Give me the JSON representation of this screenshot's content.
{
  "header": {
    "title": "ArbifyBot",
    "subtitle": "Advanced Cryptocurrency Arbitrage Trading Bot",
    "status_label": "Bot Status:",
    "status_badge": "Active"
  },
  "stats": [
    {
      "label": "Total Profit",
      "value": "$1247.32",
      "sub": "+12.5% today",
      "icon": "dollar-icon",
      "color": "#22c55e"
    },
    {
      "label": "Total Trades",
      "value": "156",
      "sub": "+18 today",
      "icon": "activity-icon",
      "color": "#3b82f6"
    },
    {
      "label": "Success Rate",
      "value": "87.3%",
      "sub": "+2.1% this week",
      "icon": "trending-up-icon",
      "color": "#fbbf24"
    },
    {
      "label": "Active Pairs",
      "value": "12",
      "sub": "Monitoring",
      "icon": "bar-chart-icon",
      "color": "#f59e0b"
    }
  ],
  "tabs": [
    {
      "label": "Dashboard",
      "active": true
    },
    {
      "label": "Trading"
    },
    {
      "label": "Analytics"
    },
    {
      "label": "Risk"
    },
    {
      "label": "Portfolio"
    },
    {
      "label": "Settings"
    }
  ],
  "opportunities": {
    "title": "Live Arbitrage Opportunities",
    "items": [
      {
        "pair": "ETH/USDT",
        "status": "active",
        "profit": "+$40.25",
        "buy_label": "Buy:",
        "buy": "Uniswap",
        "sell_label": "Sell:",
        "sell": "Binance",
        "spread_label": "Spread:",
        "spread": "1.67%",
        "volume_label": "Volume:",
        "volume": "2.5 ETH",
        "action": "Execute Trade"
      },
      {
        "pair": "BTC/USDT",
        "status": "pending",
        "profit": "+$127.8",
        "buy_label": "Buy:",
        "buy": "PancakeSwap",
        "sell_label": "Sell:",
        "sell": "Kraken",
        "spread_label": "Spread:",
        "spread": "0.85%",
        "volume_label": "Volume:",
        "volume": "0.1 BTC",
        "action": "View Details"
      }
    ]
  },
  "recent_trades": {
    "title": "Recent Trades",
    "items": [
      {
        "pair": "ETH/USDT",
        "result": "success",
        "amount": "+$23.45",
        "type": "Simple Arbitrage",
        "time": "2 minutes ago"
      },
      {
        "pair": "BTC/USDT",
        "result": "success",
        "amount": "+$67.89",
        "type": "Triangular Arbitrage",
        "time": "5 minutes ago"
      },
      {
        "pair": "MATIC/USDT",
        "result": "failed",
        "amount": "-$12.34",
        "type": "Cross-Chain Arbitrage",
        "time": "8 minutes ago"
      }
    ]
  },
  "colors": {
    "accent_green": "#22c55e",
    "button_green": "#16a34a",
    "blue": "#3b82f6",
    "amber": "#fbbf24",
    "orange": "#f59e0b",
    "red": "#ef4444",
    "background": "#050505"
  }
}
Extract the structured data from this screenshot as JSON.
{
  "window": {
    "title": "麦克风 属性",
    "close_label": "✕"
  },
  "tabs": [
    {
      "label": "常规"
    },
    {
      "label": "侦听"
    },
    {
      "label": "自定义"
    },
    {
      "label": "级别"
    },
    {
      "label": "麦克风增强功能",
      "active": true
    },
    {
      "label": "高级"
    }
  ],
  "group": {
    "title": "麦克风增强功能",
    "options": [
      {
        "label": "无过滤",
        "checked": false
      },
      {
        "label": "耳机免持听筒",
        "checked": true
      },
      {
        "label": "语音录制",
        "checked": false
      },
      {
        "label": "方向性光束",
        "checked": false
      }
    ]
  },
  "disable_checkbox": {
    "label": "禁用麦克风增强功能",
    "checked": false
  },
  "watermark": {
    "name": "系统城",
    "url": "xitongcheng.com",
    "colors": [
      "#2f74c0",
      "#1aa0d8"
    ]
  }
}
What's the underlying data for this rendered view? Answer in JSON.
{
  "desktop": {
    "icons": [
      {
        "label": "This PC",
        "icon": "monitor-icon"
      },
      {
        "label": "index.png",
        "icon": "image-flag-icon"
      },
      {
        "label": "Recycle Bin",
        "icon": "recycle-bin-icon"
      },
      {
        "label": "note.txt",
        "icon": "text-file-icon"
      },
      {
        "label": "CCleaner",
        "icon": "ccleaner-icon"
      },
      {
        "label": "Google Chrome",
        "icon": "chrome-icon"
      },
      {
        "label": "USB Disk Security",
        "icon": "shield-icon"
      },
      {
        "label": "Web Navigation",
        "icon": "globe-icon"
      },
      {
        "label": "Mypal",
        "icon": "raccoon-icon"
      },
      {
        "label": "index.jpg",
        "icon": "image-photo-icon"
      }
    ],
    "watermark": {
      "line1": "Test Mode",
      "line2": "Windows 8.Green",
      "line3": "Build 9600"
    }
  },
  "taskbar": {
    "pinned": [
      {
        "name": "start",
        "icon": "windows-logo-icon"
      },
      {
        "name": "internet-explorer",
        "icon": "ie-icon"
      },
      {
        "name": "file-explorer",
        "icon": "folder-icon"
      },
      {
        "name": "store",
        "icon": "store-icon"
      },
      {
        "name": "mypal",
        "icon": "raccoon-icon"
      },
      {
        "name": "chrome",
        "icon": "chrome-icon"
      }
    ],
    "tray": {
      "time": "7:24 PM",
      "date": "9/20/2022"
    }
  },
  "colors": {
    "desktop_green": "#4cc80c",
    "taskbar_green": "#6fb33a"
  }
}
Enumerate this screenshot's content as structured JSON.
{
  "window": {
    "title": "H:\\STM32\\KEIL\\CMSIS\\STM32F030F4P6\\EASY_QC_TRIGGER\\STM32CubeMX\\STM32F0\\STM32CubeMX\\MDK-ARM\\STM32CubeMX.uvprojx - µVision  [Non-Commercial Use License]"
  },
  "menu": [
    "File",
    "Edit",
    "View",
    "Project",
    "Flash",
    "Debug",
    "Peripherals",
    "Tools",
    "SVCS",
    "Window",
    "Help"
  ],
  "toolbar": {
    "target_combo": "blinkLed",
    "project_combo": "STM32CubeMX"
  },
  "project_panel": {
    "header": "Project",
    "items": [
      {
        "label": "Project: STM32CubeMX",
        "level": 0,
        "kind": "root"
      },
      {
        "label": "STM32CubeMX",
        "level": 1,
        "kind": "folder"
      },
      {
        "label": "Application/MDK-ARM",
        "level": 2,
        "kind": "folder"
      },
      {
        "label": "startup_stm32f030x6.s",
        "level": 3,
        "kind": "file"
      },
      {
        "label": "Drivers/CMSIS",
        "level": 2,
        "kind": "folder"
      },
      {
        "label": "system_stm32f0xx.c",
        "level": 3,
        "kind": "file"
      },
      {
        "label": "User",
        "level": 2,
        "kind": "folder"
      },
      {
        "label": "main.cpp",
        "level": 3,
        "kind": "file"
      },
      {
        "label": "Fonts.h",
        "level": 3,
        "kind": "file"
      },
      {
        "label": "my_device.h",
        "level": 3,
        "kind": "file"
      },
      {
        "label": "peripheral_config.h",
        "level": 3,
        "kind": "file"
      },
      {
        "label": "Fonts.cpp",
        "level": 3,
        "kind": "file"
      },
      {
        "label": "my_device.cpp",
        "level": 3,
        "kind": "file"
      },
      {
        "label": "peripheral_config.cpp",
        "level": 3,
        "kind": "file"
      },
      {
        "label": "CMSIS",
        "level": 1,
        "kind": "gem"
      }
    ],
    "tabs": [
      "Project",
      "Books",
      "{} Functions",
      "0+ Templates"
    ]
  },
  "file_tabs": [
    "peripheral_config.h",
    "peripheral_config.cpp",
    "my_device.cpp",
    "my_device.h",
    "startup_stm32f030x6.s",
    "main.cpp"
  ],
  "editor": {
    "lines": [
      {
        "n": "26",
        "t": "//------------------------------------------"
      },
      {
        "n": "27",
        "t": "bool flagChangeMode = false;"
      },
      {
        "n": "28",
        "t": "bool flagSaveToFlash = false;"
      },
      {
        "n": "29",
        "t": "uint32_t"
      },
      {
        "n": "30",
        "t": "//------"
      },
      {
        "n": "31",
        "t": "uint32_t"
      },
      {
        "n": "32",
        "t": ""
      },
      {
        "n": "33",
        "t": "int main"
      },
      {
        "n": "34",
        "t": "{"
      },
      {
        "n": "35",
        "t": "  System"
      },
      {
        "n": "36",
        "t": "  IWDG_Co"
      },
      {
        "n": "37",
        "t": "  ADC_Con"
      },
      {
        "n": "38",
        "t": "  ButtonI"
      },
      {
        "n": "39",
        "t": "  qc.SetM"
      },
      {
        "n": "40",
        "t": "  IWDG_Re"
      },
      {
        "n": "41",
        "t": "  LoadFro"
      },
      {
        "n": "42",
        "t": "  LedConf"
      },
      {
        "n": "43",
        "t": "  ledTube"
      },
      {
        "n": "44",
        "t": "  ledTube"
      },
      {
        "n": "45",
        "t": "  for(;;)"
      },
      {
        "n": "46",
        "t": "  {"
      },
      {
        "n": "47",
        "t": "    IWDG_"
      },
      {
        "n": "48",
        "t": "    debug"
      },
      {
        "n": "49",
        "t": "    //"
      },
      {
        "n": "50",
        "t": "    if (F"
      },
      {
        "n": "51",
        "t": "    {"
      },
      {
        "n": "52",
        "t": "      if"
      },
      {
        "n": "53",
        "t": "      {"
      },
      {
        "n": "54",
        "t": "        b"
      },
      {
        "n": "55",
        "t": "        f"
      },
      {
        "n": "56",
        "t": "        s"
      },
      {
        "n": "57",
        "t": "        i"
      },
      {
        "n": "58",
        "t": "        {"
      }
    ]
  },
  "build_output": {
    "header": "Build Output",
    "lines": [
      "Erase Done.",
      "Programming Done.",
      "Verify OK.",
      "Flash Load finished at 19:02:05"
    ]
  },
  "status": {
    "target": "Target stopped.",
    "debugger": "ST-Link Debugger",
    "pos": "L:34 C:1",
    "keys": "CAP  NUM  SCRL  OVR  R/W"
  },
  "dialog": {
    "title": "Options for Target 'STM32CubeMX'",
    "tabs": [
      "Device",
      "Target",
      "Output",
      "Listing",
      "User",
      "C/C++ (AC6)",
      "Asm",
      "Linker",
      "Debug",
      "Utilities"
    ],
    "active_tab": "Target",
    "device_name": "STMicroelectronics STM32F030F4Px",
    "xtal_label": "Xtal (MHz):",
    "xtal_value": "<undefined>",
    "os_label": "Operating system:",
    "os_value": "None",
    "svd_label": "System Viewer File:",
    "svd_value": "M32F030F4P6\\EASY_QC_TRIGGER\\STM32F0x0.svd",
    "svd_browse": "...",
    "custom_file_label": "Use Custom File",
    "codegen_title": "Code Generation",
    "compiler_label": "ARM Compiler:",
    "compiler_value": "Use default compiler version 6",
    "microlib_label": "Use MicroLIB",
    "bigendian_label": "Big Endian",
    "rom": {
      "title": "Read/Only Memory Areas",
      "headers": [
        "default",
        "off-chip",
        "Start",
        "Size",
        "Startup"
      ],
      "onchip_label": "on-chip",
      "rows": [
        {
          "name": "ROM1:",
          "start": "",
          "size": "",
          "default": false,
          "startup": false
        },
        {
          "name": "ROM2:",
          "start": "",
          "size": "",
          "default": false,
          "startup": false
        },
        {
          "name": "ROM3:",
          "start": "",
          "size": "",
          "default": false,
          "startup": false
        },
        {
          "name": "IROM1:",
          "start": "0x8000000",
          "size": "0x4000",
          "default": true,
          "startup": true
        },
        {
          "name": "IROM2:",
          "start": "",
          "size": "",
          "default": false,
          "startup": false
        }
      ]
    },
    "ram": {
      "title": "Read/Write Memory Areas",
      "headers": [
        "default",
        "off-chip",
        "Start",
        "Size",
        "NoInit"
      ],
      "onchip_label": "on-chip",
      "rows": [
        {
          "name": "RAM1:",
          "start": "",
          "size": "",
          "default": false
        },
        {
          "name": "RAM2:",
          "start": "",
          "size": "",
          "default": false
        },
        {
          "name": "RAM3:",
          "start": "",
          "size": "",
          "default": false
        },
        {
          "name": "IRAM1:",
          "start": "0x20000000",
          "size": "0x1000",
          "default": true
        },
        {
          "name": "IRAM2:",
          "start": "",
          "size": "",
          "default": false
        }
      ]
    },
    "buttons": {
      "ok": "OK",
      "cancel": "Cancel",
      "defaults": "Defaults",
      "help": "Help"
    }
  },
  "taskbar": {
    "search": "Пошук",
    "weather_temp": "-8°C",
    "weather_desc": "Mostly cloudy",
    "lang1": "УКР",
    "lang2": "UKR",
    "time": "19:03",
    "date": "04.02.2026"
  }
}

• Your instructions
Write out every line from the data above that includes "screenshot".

• Reply
Give me the JSON representation of this screenshot's content.
Extract the structured data from this screenshot as JSON.
Enumerate this screenshot's content as structured JSON.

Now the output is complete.